> **GIVEN ENTRIES**:
# # # #
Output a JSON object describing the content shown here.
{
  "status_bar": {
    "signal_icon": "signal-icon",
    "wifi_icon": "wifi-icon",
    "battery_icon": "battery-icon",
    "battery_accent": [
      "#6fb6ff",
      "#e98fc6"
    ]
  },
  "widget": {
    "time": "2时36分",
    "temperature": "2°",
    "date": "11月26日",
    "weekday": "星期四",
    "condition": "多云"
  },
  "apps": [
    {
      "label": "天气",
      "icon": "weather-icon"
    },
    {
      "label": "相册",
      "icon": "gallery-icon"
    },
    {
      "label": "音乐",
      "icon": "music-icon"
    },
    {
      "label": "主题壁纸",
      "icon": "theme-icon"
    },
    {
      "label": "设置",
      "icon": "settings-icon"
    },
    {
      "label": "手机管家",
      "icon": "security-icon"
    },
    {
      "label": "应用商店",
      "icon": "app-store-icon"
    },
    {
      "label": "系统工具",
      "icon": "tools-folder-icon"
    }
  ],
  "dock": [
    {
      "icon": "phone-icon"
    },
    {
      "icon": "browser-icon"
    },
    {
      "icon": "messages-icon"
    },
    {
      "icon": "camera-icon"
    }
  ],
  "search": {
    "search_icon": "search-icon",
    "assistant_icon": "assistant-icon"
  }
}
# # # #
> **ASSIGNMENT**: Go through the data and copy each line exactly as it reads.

> **RESPONSE TO THIS EXERCISE**:
Output a JSON object describing the content shown here.
{
  "status_bar": {
    "signal_icon": "signal-icon",
    "wifi_icon": "wifi-icon",
    "battery_icon": "battery-icon",
    "battery_accent": [
      "#6fb6ff",
      "#e98fc6"
    ]
  },
  "widget": {
    "time": "2时36分",
    "temperature": "2°",
    "date": "11月26日",
    "weekday": "星期四",
    "condition": "多云"
  },
  "apps": [
    {
      "label": "天气",
      "icon": "weather-icon"
    },
    {
      "label": "相册",
      "icon": "gallery-icon"
    },
    {
      "label": "音乐",
      "icon": "music-icon"
    },
    {
      "label": "主题壁纸",
      "icon": "theme-icon"
    },
    {
      "label": "设置",
      "icon": "settings-icon"
    },
    {
      "label": "手机管家",
      "icon": "security-icon"
    },
    {
      "label": "应用商店",
      "icon": "app-store-icon"
    },
    {
      "label": "系统工具",
      "icon": "tools-folder-icon"
    }
  ],
  "dock": [
    {
      "icon": "phone-icon"
    },
    {
      "icon": "browser-icon"
    },
    {
      "icon": "messages-icon"
    },
    {
      "icon": "camera-icon"
    }
  ],
  "search": {
    "search_icon": "search-icon",
    "assistant_icon": "assistant-icon"
  }
}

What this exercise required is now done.